- Silicon Valley's 19 Coolest Places to Work
- Is Windows 8 Development Worth the Trouble?
- 8 Books Every IT Leader Should Read This Year
- 10 Hot Hadoop Startups to Watch
PC World - The "laptop killer" of tablets has yet to emerge, but you can still configure a slate that puts your laptop out to pasture. With the tablet's lighter weight, longer battery life, and near-instant boot-up, the building blocks of a productivity engine are already there.
[FIRST LOOK: iPad Air and more]
When it comes to getting things done, Microsoft's Surface 2 and Surface Pro 2 tablets have one big advantage over the iOS and Android competition: namely, the Office productivity suite, which comes free with every Surface 2 and is, of course, available for the Surface Pro 2 as well. Both also have roomy (compared with other tablets) 10.6-inch displays. The Surface Pro 2, with its full Windows OS and ability to run desktop applications, just needs aA Touch or Type Cover toA make a mighty fine hybrid.
But for the vast majority of us who have iOS and Android tablets rather than Surface slates, other productivity options are available. With the right apps and accessories, plus a few changes in how you work, your trusty tablet just might replace a conventional laptop.
Pick your tablet
If you don't already own one, two great choices are Apple's iPad and Google's Nexus 10. The latter has a slightly larger screen, built-in NFC (near-field communication), and a lower starting price: $399 for the 16GB model, or $499 for 32GB.
The iPad starts at $499 with 16GB of storage.
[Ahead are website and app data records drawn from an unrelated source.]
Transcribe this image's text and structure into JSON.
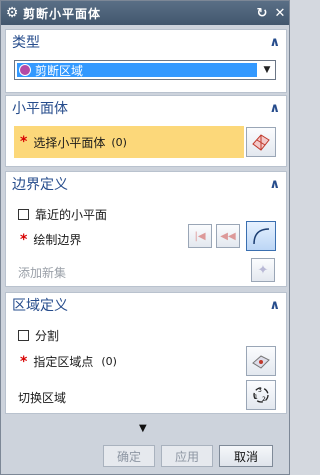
{
  "window": {
    "title": "剪断小平面体",
    "icon": "gear-icon",
    "reset_icon": "refresh-icon",
    "close_icon": "close-icon"
  },
  "type_panel": {
    "header": "类型",
    "selected_value": "剪断区域",
    "value_icon": "trim-region-icon"
  },
  "facet_panel": {
    "header": "小平面体",
    "select_label": "选择小平面体",
    "select_count": "(0)",
    "icon": "facet-body-icon"
  },
  "boundary_panel": {
    "header": "边界定义",
    "nearby_label": "靠近的小平面",
    "draw_label": "绘制边界",
    "add_new_set_label": "添加新集"
  },
  "region_panel": {
    "header": "区域定义",
    "split_label": "分割",
    "point_label": "指定区域点",
    "point_count": "(0)",
    "toggle_label": "切换区域"
  },
  "footer": {
    "ok_label": "确定",
    "apply_label": "应用",
    "cancel_label": "取消"
  },
  "colors": {
    "accent": "#264c8c",
    "highlight": "#fcd87a",
    "required": "#d80000",
    "selection": "#3399ff"
  }
}
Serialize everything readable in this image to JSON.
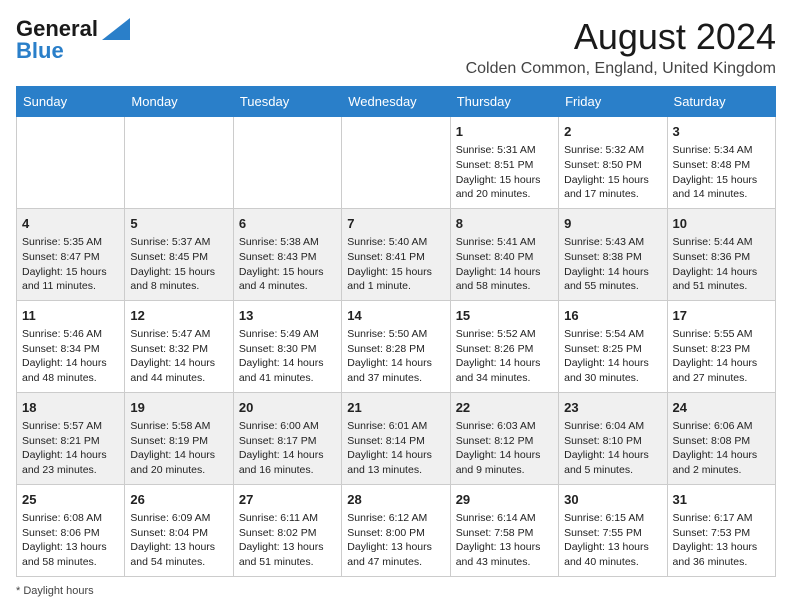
{
  "header": {
    "logo_line1": "General",
    "logo_line2": "Blue",
    "month_title": "August 2024",
    "location": "Colden Common, England, United Kingdom"
  },
  "weekdays": [
    "Sunday",
    "Monday",
    "Tuesday",
    "Wednesday",
    "Thursday",
    "Friday",
    "Saturday"
  ],
  "footer": {
    "daylight_label": "Daylight hours"
  },
  "weeks": [
    [
      {
        "day": "",
        "info": ""
      },
      {
        "day": "",
        "info": ""
      },
      {
        "day": "",
        "info": ""
      },
      {
        "day": "",
        "info": ""
      },
      {
        "day": "1",
        "info": "Sunrise: 5:31 AM\nSunset: 8:51 PM\nDaylight: 15 hours and 20 minutes."
      },
      {
        "day": "2",
        "info": "Sunrise: 5:32 AM\nSunset: 8:50 PM\nDaylight: 15 hours and 17 minutes."
      },
      {
        "day": "3",
        "info": "Sunrise: 5:34 AM\nSunset: 8:48 PM\nDaylight: 15 hours and 14 minutes."
      }
    ],
    [
      {
        "day": "4",
        "info": "Sunrise: 5:35 AM\nSunset: 8:47 PM\nDaylight: 15 hours and 11 minutes."
      },
      {
        "day": "5",
        "info": "Sunrise: 5:37 AM\nSunset: 8:45 PM\nDaylight: 15 hours and 8 minutes."
      },
      {
        "day": "6",
        "info": "Sunrise: 5:38 AM\nSunset: 8:43 PM\nDaylight: 15 hours and 4 minutes."
      },
      {
        "day": "7",
        "info": "Sunrise: 5:40 AM\nSunset: 8:41 PM\nDaylight: 15 hours and 1 minute."
      },
      {
        "day": "8",
        "info": "Sunrise: 5:41 AM\nSunset: 8:40 PM\nDaylight: 14 hours and 58 minutes."
      },
      {
        "day": "9",
        "info": "Sunrise: 5:43 AM\nSunset: 8:38 PM\nDaylight: 14 hours and 55 minutes."
      },
      {
        "day": "10",
        "info": "Sunrise: 5:44 AM\nSunset: 8:36 PM\nDaylight: 14 hours and 51 minutes."
      }
    ],
    [
      {
        "day": "11",
        "info": "Sunrise: 5:46 AM\nSunset: 8:34 PM\nDaylight: 14 hours and 48 minutes."
      },
      {
        "day": "12",
        "info": "Sunrise: 5:47 AM\nSunset: 8:32 PM\nDaylight: 14 hours and 44 minutes."
      },
      {
        "day": "13",
        "info": "Sunrise: 5:49 AM\nSunset: 8:30 PM\nDaylight: 14 hours and 41 minutes."
      },
      {
        "day": "14",
        "info": "Sunrise: 5:50 AM\nSunset: 8:28 PM\nDaylight: 14 hours and 37 minutes."
      },
      {
        "day": "15",
        "info": "Sunrise: 5:52 AM\nSunset: 8:26 PM\nDaylight: 14 hours and 34 minutes."
      },
      {
        "day": "16",
        "info": "Sunrise: 5:54 AM\nSunset: 8:25 PM\nDaylight: 14 hours and 30 minutes."
      },
      {
        "day": "17",
        "info": "Sunrise: 5:55 AM\nSunset: 8:23 PM\nDaylight: 14 hours and 27 minutes."
      }
    ],
    [
      {
        "day": "18",
        "info": "Sunrise: 5:57 AM\nSunset: 8:21 PM\nDaylight: 14 hours and 23 minutes."
      },
      {
        "day": "19",
        "info": "Sunrise: 5:58 AM\nSunset: 8:19 PM\nDaylight: 14 hours and 20 minutes."
      },
      {
        "day": "20",
        "info": "Sunrise: 6:00 AM\nSunset: 8:17 PM\nDaylight: 14 hours and 16 minutes."
      },
      {
        "day": "21",
        "info": "Sunrise: 6:01 AM\nSunset: 8:14 PM\nDaylight: 14 hours and 13 minutes."
      },
      {
        "day": "22",
        "info": "Sunrise: 6:03 AM\nSunset: 8:12 PM\nDaylight: 14 hours and 9 minutes."
      },
      {
        "day": "23",
        "info": "Sunrise: 6:04 AM\nSunset: 8:10 PM\nDaylight: 14 hours and 5 minutes."
      },
      {
        "day": "24",
        "info": "Sunrise: 6:06 AM\nSunset: 8:08 PM\nDaylight: 14 hours and 2 minutes."
      }
    ],
    [
      {
        "day": "25",
        "info": "Sunrise: 6:08 AM\nSunset: 8:06 PM\nDaylight: 13 hours and 58 minutes."
      },
      {
        "day": "26",
        "info": "Sunrise: 6:09 AM\nSunset: 8:04 PM\nDaylight: 13 hours and 54 minutes."
      },
      {
        "day": "27",
        "info": "Sunrise: 6:11 AM\nSunset: 8:02 PM\nDaylight: 13 hours and 51 minutes."
      },
      {
        "day": "28",
        "info": "Sunrise: 6:12 AM\nSunset: 8:00 PM\nDaylight: 13 hours and 47 minutes."
      },
      {
        "day": "29",
        "info": "Sunrise: 6:14 AM\nSunset: 7:58 PM\nDaylight: 13 hours and 43 minutes."
      },
      {
        "day": "30",
        "info": "Sunrise: 6:15 AM\nSunset: 7:55 PM\nDaylight: 13 hours and 40 minutes."
      },
      {
        "day": "31",
        "info": "Sunrise: 6:17 AM\nSunset: 7:53 PM\nDaylight: 13 hours and 36 minutes."
      }
    ]
  ]
}
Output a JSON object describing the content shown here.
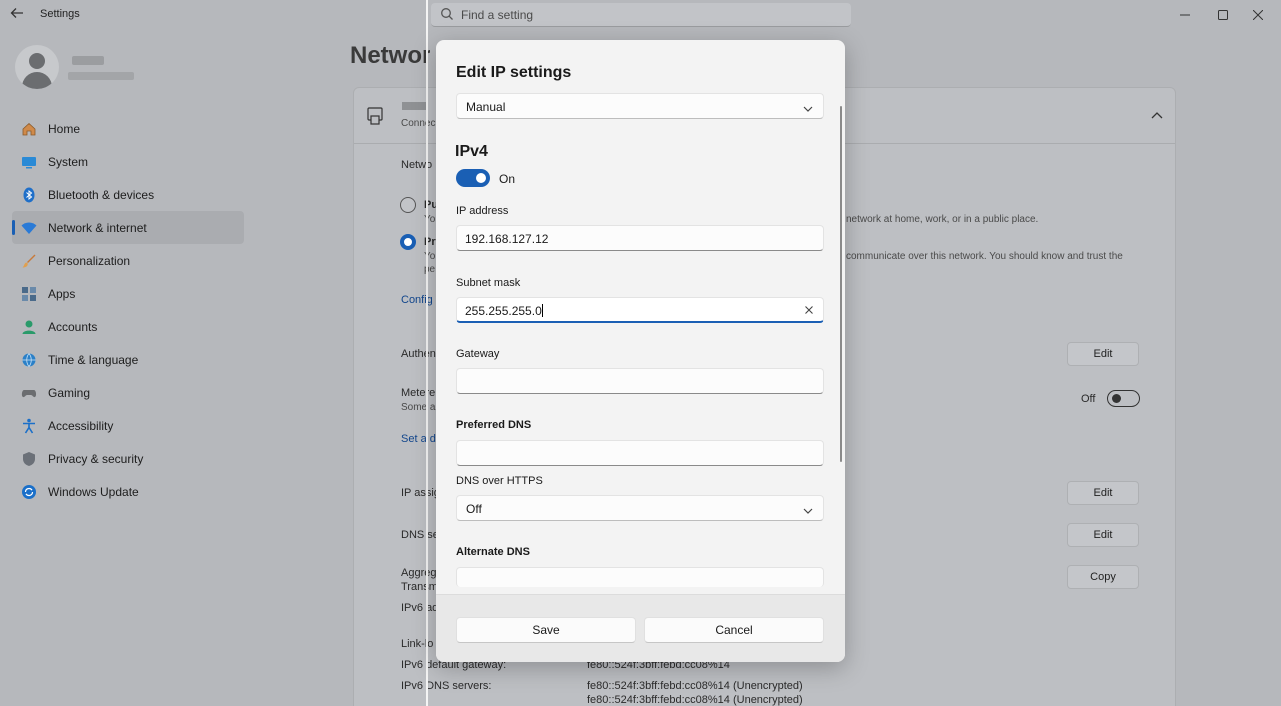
{
  "window": {
    "title": "Settings",
    "search_placeholder": "Find a setting"
  },
  "nav": {
    "items": [
      {
        "label": "Home",
        "icon": "home-icon"
      },
      {
        "label": "System",
        "icon": "system-icon"
      },
      {
        "label": "Bluetooth & devices",
        "icon": "bluetooth-icon"
      },
      {
        "label": "Network & internet",
        "icon": "wifi-icon",
        "active": true
      },
      {
        "label": "Personalization",
        "icon": "brush-icon"
      },
      {
        "label": "Apps",
        "icon": "apps-icon"
      },
      {
        "label": "Accounts",
        "icon": "accounts-icon"
      },
      {
        "label": "Time & language",
        "icon": "globe-icon"
      },
      {
        "label": "Gaming",
        "icon": "gamepad-icon"
      },
      {
        "label": "Accessibility",
        "icon": "accessibility-icon"
      },
      {
        "label": "Privacy & security",
        "icon": "shield-icon"
      },
      {
        "label": "Windows Update",
        "icon": "update-icon"
      }
    ]
  },
  "background": {
    "page_title": "Network",
    "connected": "Connec",
    "network_profile": "Netwo",
    "public_label": "Pu",
    "public_desc_a": "Yo",
    "public_desc_tail": "network at home, work, or in a public place.",
    "private_label": "Pr",
    "private_desc_a": "Yo",
    "private_desc_b": "pe",
    "private_desc_tail": "communicate over this network. You should know and trust the",
    "configure": "Config",
    "auth": "Authen",
    "metered": "Metere",
    "metered_desc": "Some a",
    "metered_state": "Off",
    "set_data": "Set a d",
    "ip_assign": "IP assig",
    "dns_server": "DNS se",
    "aggregated": "Aggreg",
    "transmit": "Transm",
    "ipv6": "IPv6 ad",
    "link_local": "Link-lo",
    "ipv6_gateway_label": "IPv6 default gateway:",
    "ipv6_gateway_value": "fe80::524f:3bff:febd:cc08%14",
    "ipv6_dns_label": "IPv6 DNS servers:",
    "ipv6_dns_value1": "fe80::524f:3bff:febd:cc08%14 (Unencrypted)",
    "ipv6_dns_value2": "fe80::524f:3bff:febd:cc08%14 (Unencrypted)",
    "edit_label": "Edit",
    "copy_label": "Copy"
  },
  "dialog": {
    "title": "Edit IP settings",
    "mode": "Manual",
    "section": "IPv4",
    "toggle_state": "On",
    "ip_label": "IP address",
    "ip_value": "192.168.127.12",
    "subnet_label": "Subnet mask",
    "subnet_value": "255.255.255.0",
    "gateway_label": "Gateway",
    "gateway_value": "",
    "pref_dns_label": "Preferred DNS",
    "pref_dns_value": "",
    "doh_label": "DNS over HTTPS",
    "doh_value": "Off",
    "alt_dns_label": "Alternate DNS",
    "save": "Save",
    "cancel": "Cancel"
  },
  "colors": {
    "accent": "#1a5fb4",
    "overlay_bg": "#b6b8bc",
    "dialog_bg": "#f3f3f3"
  }
}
But the brand-new iPad Air weighs less (just 1 pound to the Nexus 10's 1.3 pounds), and all models offer optional 4G LTE, a huge perk for frequent travelers and a feature you don't see on most laptops. (Given that Google's recently updated Nexus 7 offers a 4G option, it's a good bet that the forthcoming update to the Nexus 10 will do so as well.)
One thing to acknowledge from the outset: Working on a tablet does involve a few compromises, most notably a smaller screen. An iPad gives you just 9.7 inches of work area, while Google's Nexus 10 affords only a hair more (10 inches). That's considerably less space than you get from even a 13.3-inch laptop, something to consider if you work with a lot of spreadsheets or just need to accommodate less-than-stellar eyesight.
On the flip side, both the iPad and the Nexus offer sky-high screen resolution: 2048 by 1536 pixels on the iPad 3 and later, and 2560 by 1600 pixels on the Nexus 10. You're not losing the capability for ultra-detailed work, you're merely doing it in a smaller area.
Your choice of tablet will also dictate which accessories you can get, and that's an important consideration. For example, the Nexus 10 supports USB On-The-Go (aka USB OTG), which allows you to connect a wired keyboard or mouse or even a flash drive. The mouse in particular gives the Nexus 10 a huge advantage over the iPad, as it makes the tablet seem significantly more laptop-like. In word processing and spreadsheet apps in particular, it greatly eases the transition.
On the other hand, third-party accessories abound for the iPad, most notably cases and keyboards. Speaking of which...
Originally published on www.pcworld.com. Click here to read the original story.